Disclaimer . . . I am not suggesting that Dale Lonis is being overpaid (in fact, I would guess it is in line with similar sized organizations in similar communities). I am also not suggesting that the board has made any poor decisions. I will leave all those judgements for each individual reader of this blog. All I am trying to do is make the case for the value of transparency in the non-profit sector.
Do you still think I am off-base? You may want to check-out what is happening in New York’s non-profit community. You might also want to look at what frogloop blog says about a Guidestar study that illustrates how little transparency exists in the non-profit sector.
I started this discussion with yesterday’s blog post by invited you to weigh-in with your thoughts and start a dialog about non-profit executive compensation and transparency.
Do donors deserve this kind of information? If not, then how can they make informed charitable giving decisions and how can they hold agency’s accountable for they promised during the solicitation call? What is your organization doing to become more transparent? Where are yours thoughts on transparency with executive compensation? Do you think a non-profit organization should be required to put its annual 990 tax form on file at your local library or on their website?

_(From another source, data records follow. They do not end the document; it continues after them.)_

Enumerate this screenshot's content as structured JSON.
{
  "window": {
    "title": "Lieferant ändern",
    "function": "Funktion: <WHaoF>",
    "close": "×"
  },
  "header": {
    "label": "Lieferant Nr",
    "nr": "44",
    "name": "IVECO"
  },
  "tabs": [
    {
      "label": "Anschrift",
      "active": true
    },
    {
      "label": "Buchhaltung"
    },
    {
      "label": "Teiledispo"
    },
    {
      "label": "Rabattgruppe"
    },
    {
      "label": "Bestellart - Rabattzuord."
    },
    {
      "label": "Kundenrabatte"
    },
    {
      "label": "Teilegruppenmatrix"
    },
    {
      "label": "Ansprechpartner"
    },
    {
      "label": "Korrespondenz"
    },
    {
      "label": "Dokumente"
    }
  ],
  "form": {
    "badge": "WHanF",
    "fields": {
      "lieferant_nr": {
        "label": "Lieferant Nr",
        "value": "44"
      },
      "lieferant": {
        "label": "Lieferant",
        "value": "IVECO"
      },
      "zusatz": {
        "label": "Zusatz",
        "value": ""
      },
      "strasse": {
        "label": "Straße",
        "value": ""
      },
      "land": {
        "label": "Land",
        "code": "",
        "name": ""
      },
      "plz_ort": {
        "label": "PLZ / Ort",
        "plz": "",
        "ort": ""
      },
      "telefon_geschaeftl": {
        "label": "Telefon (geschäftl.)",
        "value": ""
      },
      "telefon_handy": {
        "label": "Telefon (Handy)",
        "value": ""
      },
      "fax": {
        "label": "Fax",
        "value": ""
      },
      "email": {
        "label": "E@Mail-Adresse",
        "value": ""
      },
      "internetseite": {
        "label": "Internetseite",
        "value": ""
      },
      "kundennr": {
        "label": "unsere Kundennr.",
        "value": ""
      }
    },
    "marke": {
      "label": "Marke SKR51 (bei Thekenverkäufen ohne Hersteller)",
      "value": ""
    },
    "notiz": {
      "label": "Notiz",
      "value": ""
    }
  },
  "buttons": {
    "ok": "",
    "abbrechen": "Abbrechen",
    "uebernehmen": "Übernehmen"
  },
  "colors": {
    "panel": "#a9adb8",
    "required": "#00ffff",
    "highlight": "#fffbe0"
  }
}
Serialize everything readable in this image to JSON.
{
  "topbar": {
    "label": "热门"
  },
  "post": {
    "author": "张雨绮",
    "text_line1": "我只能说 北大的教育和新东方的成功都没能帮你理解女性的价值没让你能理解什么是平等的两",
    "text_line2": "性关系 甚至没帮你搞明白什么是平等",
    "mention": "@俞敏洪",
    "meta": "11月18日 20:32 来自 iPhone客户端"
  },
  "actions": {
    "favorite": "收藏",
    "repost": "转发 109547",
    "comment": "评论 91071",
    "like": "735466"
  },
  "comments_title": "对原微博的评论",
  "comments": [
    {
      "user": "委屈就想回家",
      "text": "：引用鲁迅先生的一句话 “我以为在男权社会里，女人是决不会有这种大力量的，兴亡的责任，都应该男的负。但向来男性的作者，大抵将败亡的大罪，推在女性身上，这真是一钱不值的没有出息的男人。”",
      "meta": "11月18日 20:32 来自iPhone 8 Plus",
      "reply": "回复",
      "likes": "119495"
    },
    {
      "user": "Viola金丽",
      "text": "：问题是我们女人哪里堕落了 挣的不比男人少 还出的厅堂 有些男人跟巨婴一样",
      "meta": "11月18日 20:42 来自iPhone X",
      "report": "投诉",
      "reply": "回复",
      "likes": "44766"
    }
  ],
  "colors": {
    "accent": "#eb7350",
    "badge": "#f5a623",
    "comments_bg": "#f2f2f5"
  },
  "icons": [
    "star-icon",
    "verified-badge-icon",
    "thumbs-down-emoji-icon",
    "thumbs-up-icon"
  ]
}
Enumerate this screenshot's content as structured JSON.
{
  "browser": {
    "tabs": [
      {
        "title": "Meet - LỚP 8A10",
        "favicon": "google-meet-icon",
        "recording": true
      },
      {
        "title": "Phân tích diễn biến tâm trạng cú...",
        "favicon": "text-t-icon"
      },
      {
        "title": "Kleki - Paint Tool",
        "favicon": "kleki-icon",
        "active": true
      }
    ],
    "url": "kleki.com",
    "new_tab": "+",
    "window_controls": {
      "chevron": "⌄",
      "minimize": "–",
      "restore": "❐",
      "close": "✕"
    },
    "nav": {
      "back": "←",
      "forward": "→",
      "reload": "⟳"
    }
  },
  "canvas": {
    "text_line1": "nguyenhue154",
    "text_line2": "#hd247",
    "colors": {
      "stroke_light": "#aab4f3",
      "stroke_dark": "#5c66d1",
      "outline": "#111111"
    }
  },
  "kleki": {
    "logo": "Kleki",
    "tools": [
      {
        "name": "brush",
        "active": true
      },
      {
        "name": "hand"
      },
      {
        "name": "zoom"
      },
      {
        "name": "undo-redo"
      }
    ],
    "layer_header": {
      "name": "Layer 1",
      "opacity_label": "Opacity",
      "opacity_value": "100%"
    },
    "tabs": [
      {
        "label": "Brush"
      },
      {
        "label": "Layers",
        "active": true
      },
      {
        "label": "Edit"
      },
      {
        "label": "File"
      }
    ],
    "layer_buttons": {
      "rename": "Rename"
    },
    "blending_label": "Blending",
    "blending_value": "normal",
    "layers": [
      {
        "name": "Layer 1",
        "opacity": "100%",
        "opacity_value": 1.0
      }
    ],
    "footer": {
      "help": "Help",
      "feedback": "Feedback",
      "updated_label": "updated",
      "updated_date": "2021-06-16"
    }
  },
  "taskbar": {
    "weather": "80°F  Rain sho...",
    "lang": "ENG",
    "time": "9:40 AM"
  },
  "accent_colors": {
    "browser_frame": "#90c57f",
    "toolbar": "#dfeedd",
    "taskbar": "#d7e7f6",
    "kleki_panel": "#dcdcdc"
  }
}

Is the 990 form too obtuse? Does a non-profit need to be required to publish a small handful of key organization metrics on their website?
Here is to your health!
Founder & President, The Healthy Non-Profit LLC
Posted on November 10, 2011, in nonprofit and tagged annual report, board of directors, donor, fiduciary responsibilities, fundraising, nonprofit, transparency. Bookmark the permalink. 4 Comments.
I am fascinated by this topic and I think you are spot on. I think transparency equals accountability. Additionally, donors deserve to know where there money is going. In turn, I think it only helps the non-profit because its donors are engaged. If all my money is going straight to salary, I want to know. Thanks for the good work.
Thanks for the shout out, Andrew! I think I am agreeing that in the “philanthropy marketplace” donors need to play the role of accountability agent. If I don’t want to invest in a poorly run NFP, then I need an environment with near-perfect information. I am wondering what “key metrics” NFPs should be required to share in an ultra open environment. I am also wondering who and where that open environment is located . . . is it their own website? is it their printed annual report? is it guidestar? is it the public library?
I am just thinking out loud and hope others can share their thoughts.
Great hearing from you!
Slightly off topic of transparency but I worked for a nonprofit that paid average salaries but offered up bonuses biannually. There were two criteria: budget and “customer satisfaction surveys by an outside source. Each department obviously had budgets but there was also one more obstacle. The organization had to end the year on or under budget or nobody received bonuses. We were one team that we all had a stake in the prize. Our responsibility was to create a worthy service and program while remaining fiscally responsible.
Thanks for jumping in, Billy!
As for the idea of “bonuses,” I’ve never really been a big fan. I understand what you are saying about incorporating customer satisfaction surveys (which I kinda like the idea of), but I’ve found the idea of financial bonuses to be kind of taboo in non-profit circles. They are especially a no-no when it comes to compensation for fundraising professionals because the Association of Fundraising Professionals (AFP) have deemed them an unethical way of compensating people who raise money. They’ve said this because it creates an unhealthy incentive for fundraisers to act in their best interest and not necessarily in a mission-focused manner.
I hope your new non-profit is coming along well. Cheers!